If this is used as a pretense to cut funds to research, to cut the laws and regulatory framework that aim, however imperfectly, to deliver markets that work, corporate liability, equal protection under the law and a liveable environment, then the U.S. could lose decades worth of growth and prosperity.
If used as a pretense to cut Social Security, then deep and wrenching poverty may re-emerge among the elderly.
If Ryan does not block the new president’s physical infrastructure spending, some version of Obama’s plans may finally come to pass.
Infrastructure spending pays for itself many times over in the long term, and often in the short term.
If the new vice president’s previously legislated positions on reproductive health are even partially enacted at the federal level, lower-income women will, on average, have less access to health care, to contraception and to on-the-job support for raising a family.
The personal costs are immense and long-lasting. The cost to society is everything that the drive and ambition of such women has generated during the past generations.
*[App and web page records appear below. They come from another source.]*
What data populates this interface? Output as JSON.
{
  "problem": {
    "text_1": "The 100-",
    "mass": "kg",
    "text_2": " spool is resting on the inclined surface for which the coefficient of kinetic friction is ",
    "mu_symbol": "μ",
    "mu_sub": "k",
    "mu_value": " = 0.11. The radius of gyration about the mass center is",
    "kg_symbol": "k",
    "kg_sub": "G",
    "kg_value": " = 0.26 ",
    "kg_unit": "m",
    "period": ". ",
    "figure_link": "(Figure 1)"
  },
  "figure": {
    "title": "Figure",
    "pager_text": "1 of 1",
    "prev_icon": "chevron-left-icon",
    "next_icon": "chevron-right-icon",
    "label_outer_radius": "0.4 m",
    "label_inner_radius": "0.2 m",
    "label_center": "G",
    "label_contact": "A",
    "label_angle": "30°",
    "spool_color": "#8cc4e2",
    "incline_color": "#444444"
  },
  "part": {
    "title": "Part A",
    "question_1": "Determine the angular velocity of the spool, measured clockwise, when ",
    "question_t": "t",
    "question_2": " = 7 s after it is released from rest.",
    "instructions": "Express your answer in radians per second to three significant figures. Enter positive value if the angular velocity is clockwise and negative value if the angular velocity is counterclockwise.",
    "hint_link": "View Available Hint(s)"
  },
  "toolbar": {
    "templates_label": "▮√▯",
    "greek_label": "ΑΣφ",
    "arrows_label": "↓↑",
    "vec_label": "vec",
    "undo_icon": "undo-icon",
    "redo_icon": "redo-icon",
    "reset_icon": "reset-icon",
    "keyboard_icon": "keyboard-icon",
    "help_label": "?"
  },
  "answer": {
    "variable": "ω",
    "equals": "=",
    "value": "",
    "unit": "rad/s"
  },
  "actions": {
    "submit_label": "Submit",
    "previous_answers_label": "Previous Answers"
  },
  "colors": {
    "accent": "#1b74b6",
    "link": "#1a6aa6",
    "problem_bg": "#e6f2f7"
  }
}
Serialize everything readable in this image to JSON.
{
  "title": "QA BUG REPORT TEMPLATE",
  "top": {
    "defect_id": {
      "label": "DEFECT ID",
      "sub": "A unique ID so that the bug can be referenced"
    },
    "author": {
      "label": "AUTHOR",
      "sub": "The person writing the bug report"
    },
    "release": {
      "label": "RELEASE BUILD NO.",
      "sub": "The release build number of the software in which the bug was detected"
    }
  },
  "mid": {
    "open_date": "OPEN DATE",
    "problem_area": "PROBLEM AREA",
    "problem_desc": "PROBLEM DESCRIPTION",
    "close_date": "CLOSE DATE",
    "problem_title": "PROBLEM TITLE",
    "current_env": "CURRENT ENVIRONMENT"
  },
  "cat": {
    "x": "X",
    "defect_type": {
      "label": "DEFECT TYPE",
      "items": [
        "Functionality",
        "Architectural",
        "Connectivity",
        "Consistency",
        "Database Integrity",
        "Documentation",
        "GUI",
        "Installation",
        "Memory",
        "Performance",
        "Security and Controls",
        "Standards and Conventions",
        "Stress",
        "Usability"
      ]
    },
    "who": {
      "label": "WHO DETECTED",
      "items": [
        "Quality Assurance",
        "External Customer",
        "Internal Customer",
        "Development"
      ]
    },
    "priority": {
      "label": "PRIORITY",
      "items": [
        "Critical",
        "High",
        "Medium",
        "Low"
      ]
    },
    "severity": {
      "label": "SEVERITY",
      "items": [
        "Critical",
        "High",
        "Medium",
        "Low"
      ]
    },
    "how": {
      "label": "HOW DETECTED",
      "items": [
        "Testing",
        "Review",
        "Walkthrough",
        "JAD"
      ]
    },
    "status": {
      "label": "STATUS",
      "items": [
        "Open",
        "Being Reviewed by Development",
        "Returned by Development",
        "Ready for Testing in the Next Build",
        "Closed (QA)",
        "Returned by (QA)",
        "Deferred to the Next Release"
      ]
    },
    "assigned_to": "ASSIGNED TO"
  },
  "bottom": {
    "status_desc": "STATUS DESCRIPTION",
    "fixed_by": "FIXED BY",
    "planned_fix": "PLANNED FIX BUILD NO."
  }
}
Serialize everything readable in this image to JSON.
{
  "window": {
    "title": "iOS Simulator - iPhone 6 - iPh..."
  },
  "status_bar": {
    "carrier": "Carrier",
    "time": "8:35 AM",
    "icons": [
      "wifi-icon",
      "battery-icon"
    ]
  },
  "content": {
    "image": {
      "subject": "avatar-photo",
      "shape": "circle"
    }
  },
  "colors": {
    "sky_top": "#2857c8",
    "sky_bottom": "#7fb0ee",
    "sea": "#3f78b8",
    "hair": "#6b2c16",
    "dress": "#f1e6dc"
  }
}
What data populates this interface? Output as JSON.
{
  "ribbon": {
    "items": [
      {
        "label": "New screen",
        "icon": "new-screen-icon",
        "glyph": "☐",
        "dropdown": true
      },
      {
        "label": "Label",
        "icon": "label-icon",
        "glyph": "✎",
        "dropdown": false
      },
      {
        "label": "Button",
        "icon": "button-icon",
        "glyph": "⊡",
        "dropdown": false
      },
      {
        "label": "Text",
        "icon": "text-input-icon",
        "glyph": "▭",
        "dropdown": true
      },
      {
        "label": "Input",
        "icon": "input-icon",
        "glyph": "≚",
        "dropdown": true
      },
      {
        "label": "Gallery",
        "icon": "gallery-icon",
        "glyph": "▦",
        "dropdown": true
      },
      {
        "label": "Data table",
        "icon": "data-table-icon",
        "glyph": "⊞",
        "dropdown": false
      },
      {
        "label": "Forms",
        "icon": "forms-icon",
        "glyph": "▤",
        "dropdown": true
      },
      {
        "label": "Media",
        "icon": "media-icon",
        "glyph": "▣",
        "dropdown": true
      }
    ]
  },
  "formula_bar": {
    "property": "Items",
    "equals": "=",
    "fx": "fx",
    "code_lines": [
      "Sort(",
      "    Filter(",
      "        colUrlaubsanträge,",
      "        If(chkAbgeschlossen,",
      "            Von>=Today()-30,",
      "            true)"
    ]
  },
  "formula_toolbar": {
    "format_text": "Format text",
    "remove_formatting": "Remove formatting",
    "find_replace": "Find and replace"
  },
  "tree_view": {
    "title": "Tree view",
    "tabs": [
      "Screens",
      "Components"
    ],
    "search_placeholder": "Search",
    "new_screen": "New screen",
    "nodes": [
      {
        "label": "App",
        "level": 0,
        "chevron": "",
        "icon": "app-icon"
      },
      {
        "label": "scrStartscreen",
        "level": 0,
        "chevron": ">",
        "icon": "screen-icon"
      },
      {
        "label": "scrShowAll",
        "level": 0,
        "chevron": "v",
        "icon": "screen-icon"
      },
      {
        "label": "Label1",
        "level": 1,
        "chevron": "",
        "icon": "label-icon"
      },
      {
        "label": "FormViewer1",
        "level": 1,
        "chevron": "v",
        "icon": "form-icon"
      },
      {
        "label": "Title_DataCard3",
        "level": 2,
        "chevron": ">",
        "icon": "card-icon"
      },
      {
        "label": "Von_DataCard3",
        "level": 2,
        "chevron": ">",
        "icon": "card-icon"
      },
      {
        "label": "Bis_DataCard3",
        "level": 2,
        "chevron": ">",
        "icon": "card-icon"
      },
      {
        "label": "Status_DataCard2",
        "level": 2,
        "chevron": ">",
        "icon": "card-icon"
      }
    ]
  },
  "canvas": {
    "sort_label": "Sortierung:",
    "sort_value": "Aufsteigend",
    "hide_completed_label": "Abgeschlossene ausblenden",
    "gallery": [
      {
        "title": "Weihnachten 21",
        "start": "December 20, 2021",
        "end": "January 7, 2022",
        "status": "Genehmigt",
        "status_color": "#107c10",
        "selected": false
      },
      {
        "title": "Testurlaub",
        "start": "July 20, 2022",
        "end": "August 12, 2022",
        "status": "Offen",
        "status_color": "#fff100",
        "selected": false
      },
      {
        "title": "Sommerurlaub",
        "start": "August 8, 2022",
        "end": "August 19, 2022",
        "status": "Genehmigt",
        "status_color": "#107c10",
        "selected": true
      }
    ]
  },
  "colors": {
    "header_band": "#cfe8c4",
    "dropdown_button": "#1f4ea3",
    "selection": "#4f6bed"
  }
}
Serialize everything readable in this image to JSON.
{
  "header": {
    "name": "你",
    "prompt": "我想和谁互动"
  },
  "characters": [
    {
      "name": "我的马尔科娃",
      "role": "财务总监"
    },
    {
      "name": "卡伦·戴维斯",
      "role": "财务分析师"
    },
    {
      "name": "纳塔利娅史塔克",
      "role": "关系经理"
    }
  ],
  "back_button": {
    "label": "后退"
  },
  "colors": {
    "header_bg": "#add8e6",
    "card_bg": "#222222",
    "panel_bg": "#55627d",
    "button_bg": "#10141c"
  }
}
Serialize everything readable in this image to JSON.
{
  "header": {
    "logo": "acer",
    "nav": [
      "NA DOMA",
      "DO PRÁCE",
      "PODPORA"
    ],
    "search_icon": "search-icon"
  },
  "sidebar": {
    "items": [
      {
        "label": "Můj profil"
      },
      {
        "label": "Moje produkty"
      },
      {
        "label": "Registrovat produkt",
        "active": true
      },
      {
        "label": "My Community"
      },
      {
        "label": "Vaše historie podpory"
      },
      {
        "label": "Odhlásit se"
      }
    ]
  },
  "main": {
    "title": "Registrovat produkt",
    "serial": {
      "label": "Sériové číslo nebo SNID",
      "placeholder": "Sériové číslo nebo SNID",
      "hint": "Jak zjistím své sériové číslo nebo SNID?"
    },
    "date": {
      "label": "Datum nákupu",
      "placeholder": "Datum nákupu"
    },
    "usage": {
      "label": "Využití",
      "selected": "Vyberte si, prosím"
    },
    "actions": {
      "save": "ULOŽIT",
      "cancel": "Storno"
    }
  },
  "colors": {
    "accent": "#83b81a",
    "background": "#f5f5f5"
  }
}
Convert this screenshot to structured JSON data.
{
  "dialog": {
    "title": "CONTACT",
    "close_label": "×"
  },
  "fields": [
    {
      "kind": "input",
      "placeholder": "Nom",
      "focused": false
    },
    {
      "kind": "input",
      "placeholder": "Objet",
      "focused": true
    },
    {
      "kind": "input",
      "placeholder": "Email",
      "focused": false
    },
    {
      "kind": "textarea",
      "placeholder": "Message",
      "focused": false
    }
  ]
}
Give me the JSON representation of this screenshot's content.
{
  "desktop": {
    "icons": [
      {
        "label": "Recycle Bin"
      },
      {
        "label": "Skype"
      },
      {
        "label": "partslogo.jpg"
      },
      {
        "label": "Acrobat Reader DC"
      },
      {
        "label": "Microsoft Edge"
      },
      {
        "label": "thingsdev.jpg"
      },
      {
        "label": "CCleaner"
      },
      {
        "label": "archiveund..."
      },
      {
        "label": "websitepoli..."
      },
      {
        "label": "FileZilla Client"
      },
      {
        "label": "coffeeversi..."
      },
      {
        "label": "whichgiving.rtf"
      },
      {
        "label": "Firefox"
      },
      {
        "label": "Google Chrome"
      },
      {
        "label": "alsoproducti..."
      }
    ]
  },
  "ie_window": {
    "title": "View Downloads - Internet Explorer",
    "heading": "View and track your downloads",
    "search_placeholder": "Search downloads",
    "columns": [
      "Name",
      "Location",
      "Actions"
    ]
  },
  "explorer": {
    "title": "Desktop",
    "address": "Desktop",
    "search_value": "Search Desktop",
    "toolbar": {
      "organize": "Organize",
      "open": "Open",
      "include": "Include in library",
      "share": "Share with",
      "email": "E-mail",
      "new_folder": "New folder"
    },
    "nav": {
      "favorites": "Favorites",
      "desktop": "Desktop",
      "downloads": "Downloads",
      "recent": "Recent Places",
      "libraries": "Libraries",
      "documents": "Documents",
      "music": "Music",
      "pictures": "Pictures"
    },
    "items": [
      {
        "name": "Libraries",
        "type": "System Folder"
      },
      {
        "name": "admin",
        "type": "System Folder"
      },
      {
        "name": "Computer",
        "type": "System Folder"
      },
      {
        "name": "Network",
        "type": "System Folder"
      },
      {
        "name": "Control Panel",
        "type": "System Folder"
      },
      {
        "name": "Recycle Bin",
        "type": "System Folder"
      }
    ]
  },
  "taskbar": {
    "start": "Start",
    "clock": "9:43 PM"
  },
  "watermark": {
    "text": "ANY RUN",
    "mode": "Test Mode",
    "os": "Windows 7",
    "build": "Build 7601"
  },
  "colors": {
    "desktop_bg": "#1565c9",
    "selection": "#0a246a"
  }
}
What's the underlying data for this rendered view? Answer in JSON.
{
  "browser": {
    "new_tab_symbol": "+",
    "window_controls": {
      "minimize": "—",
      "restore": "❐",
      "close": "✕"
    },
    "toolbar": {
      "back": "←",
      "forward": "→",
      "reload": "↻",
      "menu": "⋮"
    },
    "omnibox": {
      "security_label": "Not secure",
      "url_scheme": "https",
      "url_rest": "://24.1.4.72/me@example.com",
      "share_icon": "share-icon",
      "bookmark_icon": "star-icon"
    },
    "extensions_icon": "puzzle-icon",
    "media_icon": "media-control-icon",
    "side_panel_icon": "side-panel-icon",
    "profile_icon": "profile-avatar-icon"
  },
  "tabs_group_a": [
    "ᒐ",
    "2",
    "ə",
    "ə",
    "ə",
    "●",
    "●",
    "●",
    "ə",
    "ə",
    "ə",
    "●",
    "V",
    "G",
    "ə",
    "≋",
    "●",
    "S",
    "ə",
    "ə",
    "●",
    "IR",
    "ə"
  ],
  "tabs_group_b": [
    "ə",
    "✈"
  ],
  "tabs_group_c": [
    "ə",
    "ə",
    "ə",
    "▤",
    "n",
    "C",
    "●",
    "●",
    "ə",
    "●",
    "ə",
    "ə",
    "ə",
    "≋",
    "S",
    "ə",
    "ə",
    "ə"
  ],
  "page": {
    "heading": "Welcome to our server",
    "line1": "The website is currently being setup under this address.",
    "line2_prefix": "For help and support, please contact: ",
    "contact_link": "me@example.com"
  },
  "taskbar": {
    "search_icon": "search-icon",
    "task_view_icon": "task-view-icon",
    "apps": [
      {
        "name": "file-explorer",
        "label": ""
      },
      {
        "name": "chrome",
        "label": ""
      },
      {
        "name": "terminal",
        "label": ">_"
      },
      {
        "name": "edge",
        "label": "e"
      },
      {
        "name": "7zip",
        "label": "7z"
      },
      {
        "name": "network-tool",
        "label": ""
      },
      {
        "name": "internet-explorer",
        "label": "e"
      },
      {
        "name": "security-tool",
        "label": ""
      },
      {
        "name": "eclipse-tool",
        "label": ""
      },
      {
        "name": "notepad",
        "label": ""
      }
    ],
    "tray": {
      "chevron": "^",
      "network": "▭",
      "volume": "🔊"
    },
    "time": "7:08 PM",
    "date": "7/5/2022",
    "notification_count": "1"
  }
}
If the president-elect’s immigration policies go into effect, we will lose some part of the flow of immigrant ambitions, talents and entrepreneurial drive that has created jobs and wealth, as well as knowledge, science, medicines and technologies.
If the current unified willingness to endlessly repeat falsehoods continues, soluble economic problems will continue, costing us now and for generations to come.
If one starts from the position that factory jobs have been lost to China rather than to automation, one starts a trade war rather than helping businesses create new domestic industries and jobs.
If one starts from the position that climate change is not real, one thwarts clean energy industries in favor of possible planetary disaster.
If one starts from the position that the Affordable Care Act is bankrupting Medicare rather than making it more viable, one repeals it rather than reforms it.
If one starts from the position that poor white folks are held back by anti-racism policies rather than by structural problems in the economy, one tries to suppress minority voting rights rather than looking for structural solutions.
We need a different direction.
Maxwell Benjamin Stinchcombe is a professor of economics at The University of Texas at Austin.